Archive | March, 2009

The White House is Open for Questions

25 Mar
See Below:
“We invite you to participate in our community-moderated online town hall. Submit your own question about the economy and vote on submissions from others. We also encourage you to include a link to a video of yourself asking your question (ideally 30 seconds or less), but text submissions are all you need. Come back on Thursday to watch the President answer some of the most popular submissions live at”
You are asked to pick a topic from the following and ask a question:
Health Care Reform
Home Ownership
Auto Industry
Financial Stability
Green Jobs and Energy
Retirement Security
Small Business
Now is your chance to ask what is most important to you!
The open question window ends on March 26th.

Do We Take Technology For Granted?

21 Mar

Found this on Andy Drish’s blog and couldn’t resist sharing:

What I’ve Learned Lately about Job Searching…

18 Mar


First thing I’ve learned? It sucks.  I always dreamt of what I’d do on days off and how wonderful it would be- I’d go to a coffee shop, for a walk around the city, shopping, and maybe to a museum.

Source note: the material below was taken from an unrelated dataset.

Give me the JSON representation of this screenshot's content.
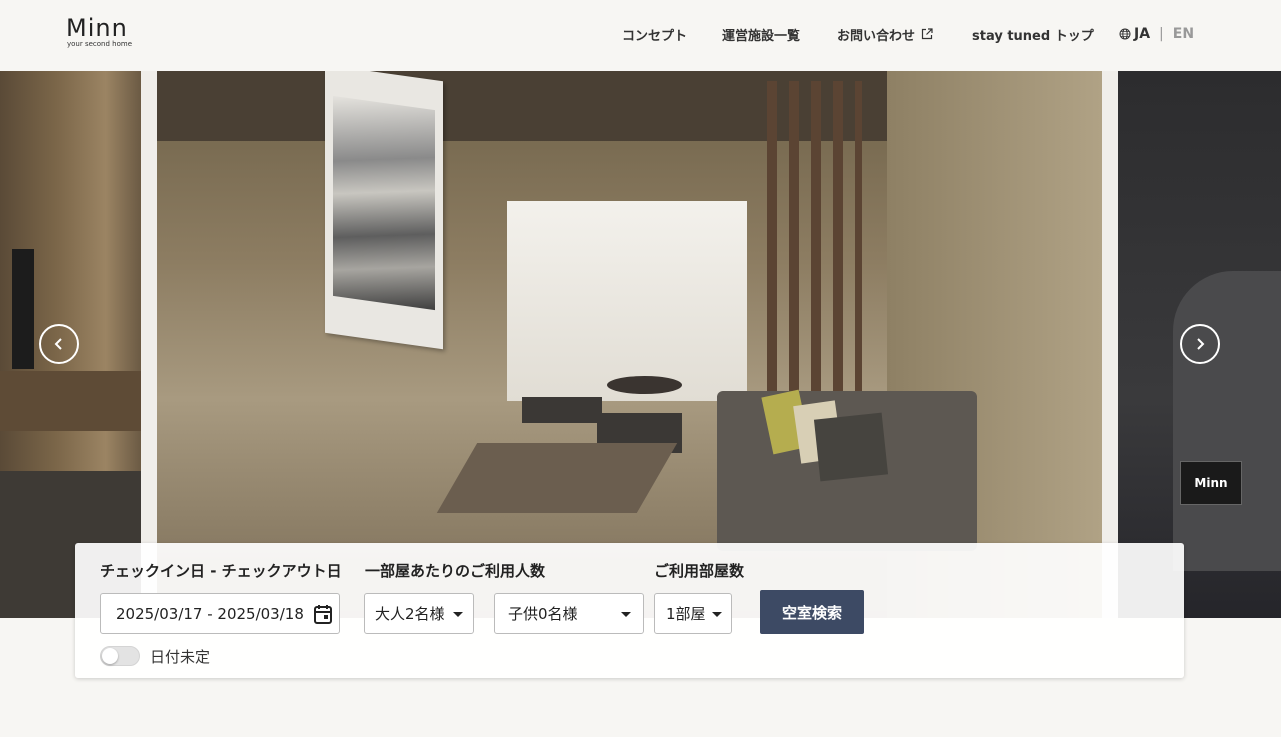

Little did I know that when I actually had all the time off in the world I’d want nothing more than to be at my desk with a million coffee cups around me and papers piled to the ceiling. Every time someone says they’re jealous of all my free time I cringe a little inside, but then I realize I was once that person that held a day off in the same light as a chocolate milk fountain. Overall, job searching is a full time job that requires complete devotion and sacrifices. And just like with a job, you make some mistakes and learn valuable lessons along the way.

Here’s some valuable lessons I’ve learned recently about the job search that are worth sharing:

Make Monetary sacrifices: It can be very tempting to buy the Vegas ticket with your best friends, or go out for drinks and appetizers on a Saturday, but remind yourself that these are luxuries that  come with a paycheck.  It may upset you at first to miss out on some of these things, but remind yourself that your situation is temporary, and that saving the money for rent, utilities and groceries is much more important.

Be honest with your friends and family: Acting a little more frazzled than usual? Missing some gatherings you used to attend? If you let people know your situation, your good friends and family will understand and want to help you during this time. Not telling them and keeping your stress to yourself will cause strain in your relationships. And letting them know you are on the job search may turn up some exciting job opportunities!

Be patient: When I first started applying to jobs, my roommates looked at my like I was crazy when I asked them why I hadn’t heard back from anyone in a couple days- and rightfully so! With the overwhelming amount of people applying, it might take the employers longer than usual to get back to you. Stay patient and keep applying to other jobs that you are interested in.

Keep a record of the places you apply: You have to be ready at anytime for the employers to call you and ask you some questions about yourself. If you have a list of the places you apply, along with the version of the resume/cover letter you sent as well, you will be more than prepared when this happens. I recommend keeping a spreadsheet and appropriately labeling your documents to refer to later.

Keep your old routine: Applying to jobs is a 9-5 job. But along with a 9-5 job (if you are lucky) comes a lunch break and end point when you go home and relax with your friends and family. Make sure to take a break, walk around a bit, eat lunch and do the same routine you had when you were employed (exercise, read, write, and play). I have a rule with myself now that I don’t bring my computer into my room at night. If I do- I fall into the trap of job searching until the wee hours of the morning. Set a limit for yourself on the working, and keep doing the things you enjoy.

Don’t apply to anything and everything: When you first get laid off or quit, it can be tempting to apply to every job you see on job boards. However, doing this will only lead you to a job that you aren’t completely happy with and waste your time better spent applying to a job that you love. Take time to think what you really want to do and read the job description carefully to make sure you are are qualified and really interested in it.

Live By Example…

12 Mar


“In bathrooms, boardrooms, buses, bagel shops, and everywhere else, we all need to imagine a little girl following us around, repeating everything we say and everything we do. Think about all of the things you want for yourself and your daughters, granddaughters, and girls everywhere- and teach them by living it yourself.”- Nell Merlino, In Stepping Out of the Line: Lessons for Women who Want it their way in life, love and work.